Providing a healthy diet and hygienic conditions are key to keeping healthy chinchillas but there are a number of potential problems that you should be aware of.
Like all rodents your chinchillas' teeth are growing constantly and it is important to provide them with hay, wooden toys or mineral stones to gnaw on. Cuttlebone is also great to gnaw on and provides calcium too.
Keep an eye on your pet‚Äôs skin and coat for signs of fleas and mites such as bald patches or irritation. Outdoor pets are vulnerable to fly strike during the summer months so make sure you keep them and their environment clean and dry.
 Dust Bathing
Chinchillas like to keep their soft fur clean and like nothing better than a good dust bath! It may seem unusual but bathing in special chinchilla dust is a vital part of their grooming routine and they should bathe several times a week to keep their coat shiny and clean. Place a chinchilla bath filled with sand in their cage for about 5 minutes at a time, every few days. Do not leave the bath in their cage as they may use it as a toilet. Grooming with a brush or comb will help to keep your chinchillas' coats in good condition as well as helping you to bond too.

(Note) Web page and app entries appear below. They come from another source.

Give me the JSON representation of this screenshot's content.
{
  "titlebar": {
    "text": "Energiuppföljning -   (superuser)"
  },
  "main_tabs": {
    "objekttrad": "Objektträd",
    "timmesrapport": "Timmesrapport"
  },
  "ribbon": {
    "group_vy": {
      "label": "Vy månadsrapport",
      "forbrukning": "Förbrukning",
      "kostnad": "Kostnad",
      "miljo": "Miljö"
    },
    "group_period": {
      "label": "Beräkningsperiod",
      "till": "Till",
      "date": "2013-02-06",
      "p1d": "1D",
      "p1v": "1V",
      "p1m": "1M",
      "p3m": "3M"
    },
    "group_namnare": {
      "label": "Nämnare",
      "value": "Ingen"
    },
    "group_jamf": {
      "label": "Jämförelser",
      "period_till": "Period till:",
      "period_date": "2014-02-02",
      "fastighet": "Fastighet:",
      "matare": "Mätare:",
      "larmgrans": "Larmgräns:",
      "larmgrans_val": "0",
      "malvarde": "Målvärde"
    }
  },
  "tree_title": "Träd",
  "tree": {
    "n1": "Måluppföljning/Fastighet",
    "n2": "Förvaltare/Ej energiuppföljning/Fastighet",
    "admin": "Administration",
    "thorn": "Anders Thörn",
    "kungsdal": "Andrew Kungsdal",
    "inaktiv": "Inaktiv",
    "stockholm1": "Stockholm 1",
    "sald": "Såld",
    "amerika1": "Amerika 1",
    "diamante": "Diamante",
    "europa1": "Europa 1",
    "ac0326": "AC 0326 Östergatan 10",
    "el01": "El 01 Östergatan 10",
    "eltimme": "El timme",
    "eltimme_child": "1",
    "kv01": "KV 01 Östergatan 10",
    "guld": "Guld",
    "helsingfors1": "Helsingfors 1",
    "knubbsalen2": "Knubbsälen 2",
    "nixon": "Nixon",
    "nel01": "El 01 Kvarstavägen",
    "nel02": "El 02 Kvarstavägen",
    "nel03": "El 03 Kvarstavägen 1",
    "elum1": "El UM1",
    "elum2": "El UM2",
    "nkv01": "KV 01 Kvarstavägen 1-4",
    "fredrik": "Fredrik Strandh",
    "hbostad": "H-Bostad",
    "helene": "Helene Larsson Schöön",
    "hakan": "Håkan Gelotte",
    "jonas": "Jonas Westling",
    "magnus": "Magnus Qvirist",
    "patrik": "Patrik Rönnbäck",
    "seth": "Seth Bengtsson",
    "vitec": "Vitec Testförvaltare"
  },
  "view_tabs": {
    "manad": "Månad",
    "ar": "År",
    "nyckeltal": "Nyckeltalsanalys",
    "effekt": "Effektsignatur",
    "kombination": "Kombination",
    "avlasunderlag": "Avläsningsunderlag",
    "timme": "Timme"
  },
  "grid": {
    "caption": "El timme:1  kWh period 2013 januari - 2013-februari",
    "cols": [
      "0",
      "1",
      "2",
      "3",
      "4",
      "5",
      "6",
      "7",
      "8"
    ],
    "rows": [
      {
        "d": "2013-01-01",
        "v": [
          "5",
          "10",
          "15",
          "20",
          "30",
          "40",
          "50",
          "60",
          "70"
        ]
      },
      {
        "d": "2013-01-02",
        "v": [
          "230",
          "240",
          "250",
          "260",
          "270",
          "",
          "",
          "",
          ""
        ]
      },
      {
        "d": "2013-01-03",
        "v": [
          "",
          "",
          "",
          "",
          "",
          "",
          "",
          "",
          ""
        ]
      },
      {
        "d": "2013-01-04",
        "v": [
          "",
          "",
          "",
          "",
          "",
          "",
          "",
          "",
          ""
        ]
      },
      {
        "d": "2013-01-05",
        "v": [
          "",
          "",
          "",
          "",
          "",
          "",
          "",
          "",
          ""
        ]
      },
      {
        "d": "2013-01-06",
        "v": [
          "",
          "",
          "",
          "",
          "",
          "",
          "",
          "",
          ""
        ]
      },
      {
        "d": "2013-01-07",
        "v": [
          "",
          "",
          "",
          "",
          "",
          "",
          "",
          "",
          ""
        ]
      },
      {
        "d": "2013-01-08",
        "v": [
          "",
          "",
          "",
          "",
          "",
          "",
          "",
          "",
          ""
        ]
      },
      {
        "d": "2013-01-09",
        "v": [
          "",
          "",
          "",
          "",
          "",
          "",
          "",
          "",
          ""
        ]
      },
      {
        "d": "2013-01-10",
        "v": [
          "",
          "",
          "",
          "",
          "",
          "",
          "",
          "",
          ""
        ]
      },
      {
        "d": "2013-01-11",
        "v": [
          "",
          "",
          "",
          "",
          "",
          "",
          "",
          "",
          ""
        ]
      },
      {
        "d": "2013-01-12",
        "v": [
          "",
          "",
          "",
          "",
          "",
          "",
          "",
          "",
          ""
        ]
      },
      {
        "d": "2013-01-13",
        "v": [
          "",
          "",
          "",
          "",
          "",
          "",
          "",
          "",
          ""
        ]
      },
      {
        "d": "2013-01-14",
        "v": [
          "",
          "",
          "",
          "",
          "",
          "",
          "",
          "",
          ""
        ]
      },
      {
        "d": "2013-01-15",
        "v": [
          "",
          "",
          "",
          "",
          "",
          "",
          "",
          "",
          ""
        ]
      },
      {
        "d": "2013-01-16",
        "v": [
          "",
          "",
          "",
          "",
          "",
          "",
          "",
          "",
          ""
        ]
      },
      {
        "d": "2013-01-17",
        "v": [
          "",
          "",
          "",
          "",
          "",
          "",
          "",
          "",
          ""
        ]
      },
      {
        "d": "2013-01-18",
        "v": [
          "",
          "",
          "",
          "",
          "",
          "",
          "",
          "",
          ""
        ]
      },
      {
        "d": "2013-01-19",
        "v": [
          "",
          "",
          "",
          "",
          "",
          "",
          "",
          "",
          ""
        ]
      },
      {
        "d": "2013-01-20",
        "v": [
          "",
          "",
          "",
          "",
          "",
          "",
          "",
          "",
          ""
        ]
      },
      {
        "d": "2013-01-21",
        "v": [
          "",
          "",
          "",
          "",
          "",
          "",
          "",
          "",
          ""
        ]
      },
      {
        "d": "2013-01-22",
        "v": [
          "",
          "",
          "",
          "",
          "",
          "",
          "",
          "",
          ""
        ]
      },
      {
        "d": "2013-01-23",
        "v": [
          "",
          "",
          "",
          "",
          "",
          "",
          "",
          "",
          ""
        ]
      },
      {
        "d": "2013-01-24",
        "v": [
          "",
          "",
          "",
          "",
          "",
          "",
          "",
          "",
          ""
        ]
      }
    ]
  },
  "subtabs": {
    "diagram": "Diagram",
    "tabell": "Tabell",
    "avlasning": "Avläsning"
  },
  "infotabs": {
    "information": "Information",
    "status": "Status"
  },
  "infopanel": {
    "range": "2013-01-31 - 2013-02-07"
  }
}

You can offer chinchillas a dust bath daily or every other day as time permits. They love to bathe and their coats look better for it. Put 1/8 to 1/4 cup of dust in a container and put it in the chinchilla‚Äôs cage and then watch as they frolic. You can use many types of containers from Pyrex bakers to Tupperware. Our favourites are the chinchilla bath houses because they contains the dust well. The best type type of dust to use is "Blue Cloud" as this does not damage the coat or irritate the eyes as some of the others do. Another good dust is Kaytee, but only the type in the clear plastic bottle. We remove the dust bath after 3 or 4 minutes otherwise the chinchilla will soil the dust with droppings or urine.